But the company’s cutting edge innovation was not hauling in the cash and by 1971 it became obvious that a buyer was needed. US company Arthur D. Little swooped and Cambridge Consultants’ fortunes were transformed.
The company sold its Bar Hill premises in August 1977 and commissioned a new building around 50 per cent larger at Cambridge Science Park – christened by wags in the company, The Milton Hilton. The move coincided with a fresh surge of growth in the business
It’s been quite a ride for a company that can fairly be described as both the mother and father of the Cambridge Phenomenon: From one full time employee at the outset in 1960 to 350 today; from receivership to redemption under American ownership and onto fresh global growth through a management buy-out backed by Altran, Europe’s largest tech consultancy, in 2002. And looking to the future with confidence as one of the world’s most innovative product development companies.
Many of the hi-tech companies in and around Cambridge can trace their roots back to Cambridge Consultants. The wireless and inkjet clusters, particularly, owe a huge debt to Cambridge Consultants and its spin-outs.
Cambridge Consultants has created over 20 new ventures in the past 25 years, several of which have gone on to achieve listing on the London Stock Exchange, namely Domino, Xaar, Prelude Trust, CSR plc and Vivid (sold to Vectura Group).
Other successful spin-offs include Alphamosaic and Inca, who were subsequently acquired by Broadcom for $123m and Dainippon Screen for Euro 43.8m, respectively. Both sales were achieved within five years of the companies being formed.
The company’ portfolio spans a range of different industry sectors. Its Medical Technology Division develops products and technology for drug delivery (respiratory, transdermal, injection, etc), diagnostics (both lab-based and point-of-care devices), and surgical and interventional device manufacturers.
Cambridge Consultants is working with EBR Systems Inc in California on development of a lead-less pacemaker technology for heart surgery. As evidenced by product recalls and civil suits in America, the presence of leads in pacemakers has its drawbacks in terms of reliability.
Some medical sources predict that lead failure rates could reach 30 per cent in the next four years. The leads connecting to a pacemaker can fail or break; EBR Systems is using ultrasonic energy to create a lead-less solution. this involves shining ultrasonic energy onto an electrode that is implanted in the heart and converts the acoustic energy into electricity.

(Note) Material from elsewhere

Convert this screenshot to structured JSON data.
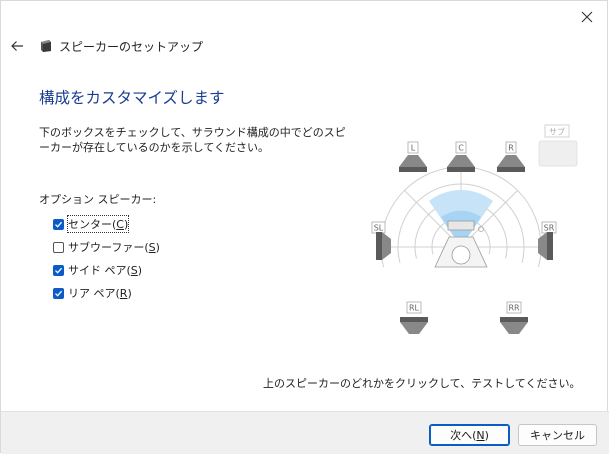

Doctors can therefore connect an electrode inside the heart without having to use leads. Wireless surgery in a number of medical areas promises to be not only safer but also cheaper as it will cut the cost of operations.
Cambridge Consultants is also homing in on a share of a $100 billion wireless marketplace with a revolutionary approach to maximising the digital dividend.

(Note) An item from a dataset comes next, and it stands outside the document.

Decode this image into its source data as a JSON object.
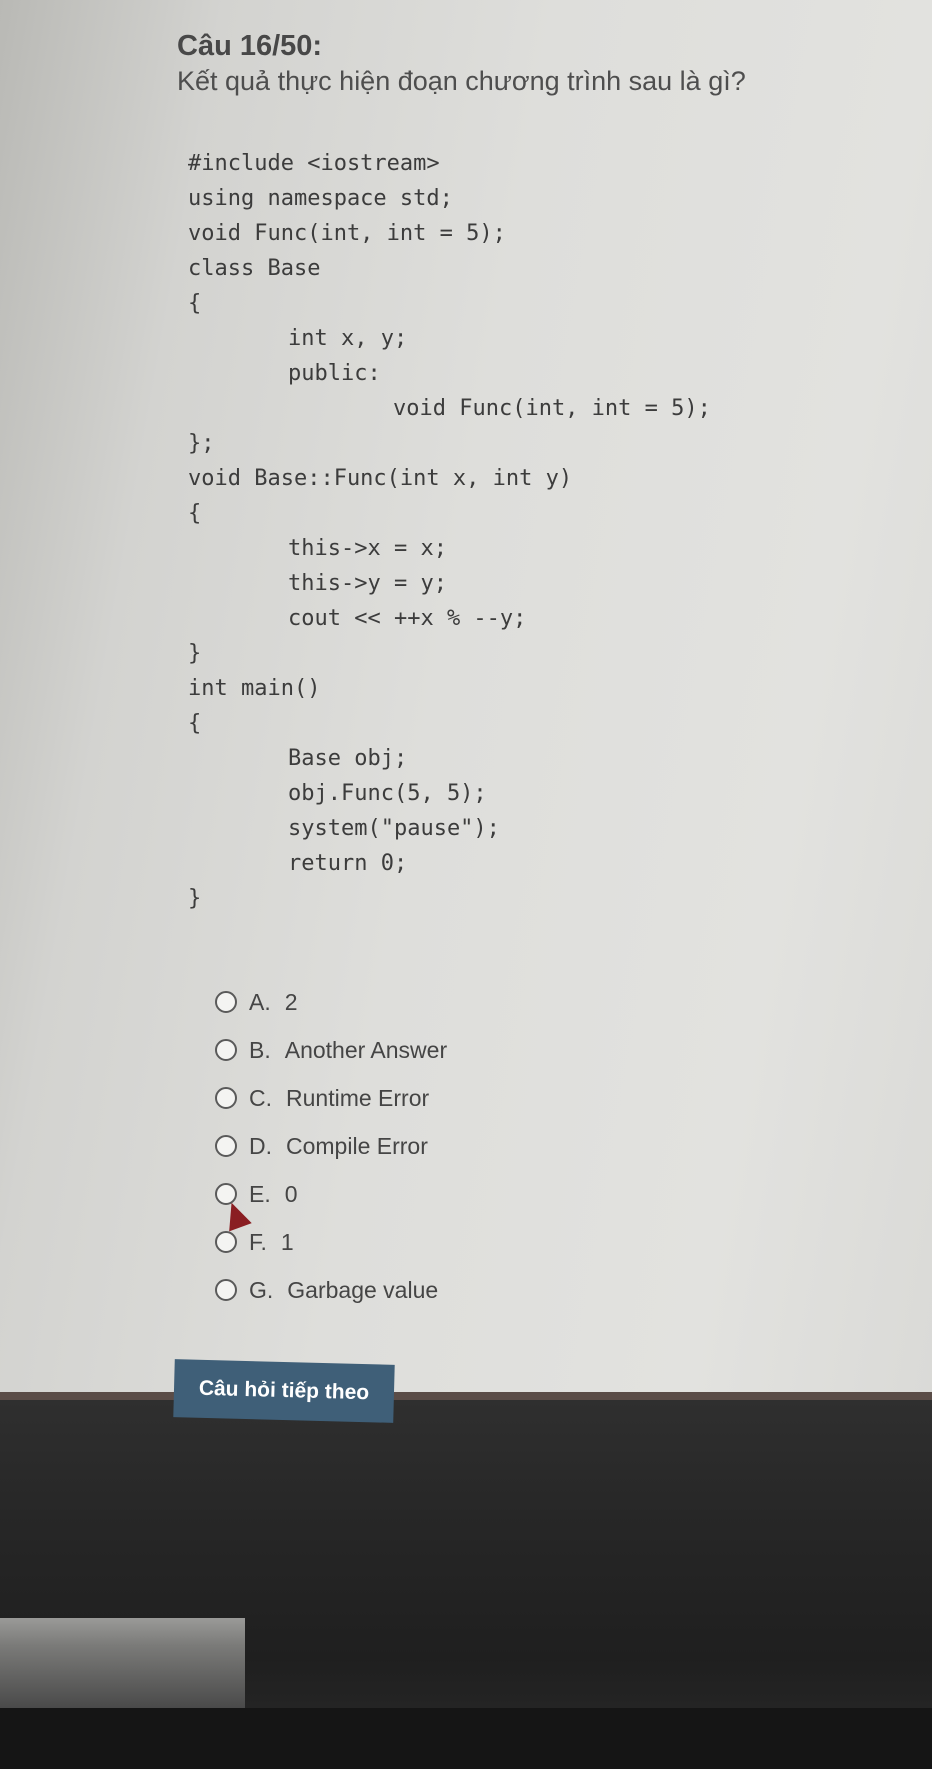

Whitespace is the term given to the unused spectrum that exists between television channels in what is known as the TV band in the US. While major players like Google and Microsoft are seeing whitespace as a potential goldmine, Cambridge Consultants is championing a cognitive approach to solving a whitespace dilemma.
New whitespace frequencies authorised in the US by the Federal Communications Commission (FCC), greatly increase the global wireless bandwidth available to computers, set top boxes, laptops, WiFi hot spots and other radio devices that currently use the unlicensed bands at 2.4 and 5 GHz. The dilemma is pre-determining whether a particular spectrum is free. Cambridge Consultants has a solution that could become the way all spectrum is regulated.
Whether the challenge involves wireless solutions, medical or consumer products, the world-leading teams at Cambridge Consultants continue to ‘put their brains at the disposal of global industry’ to game-changing effect.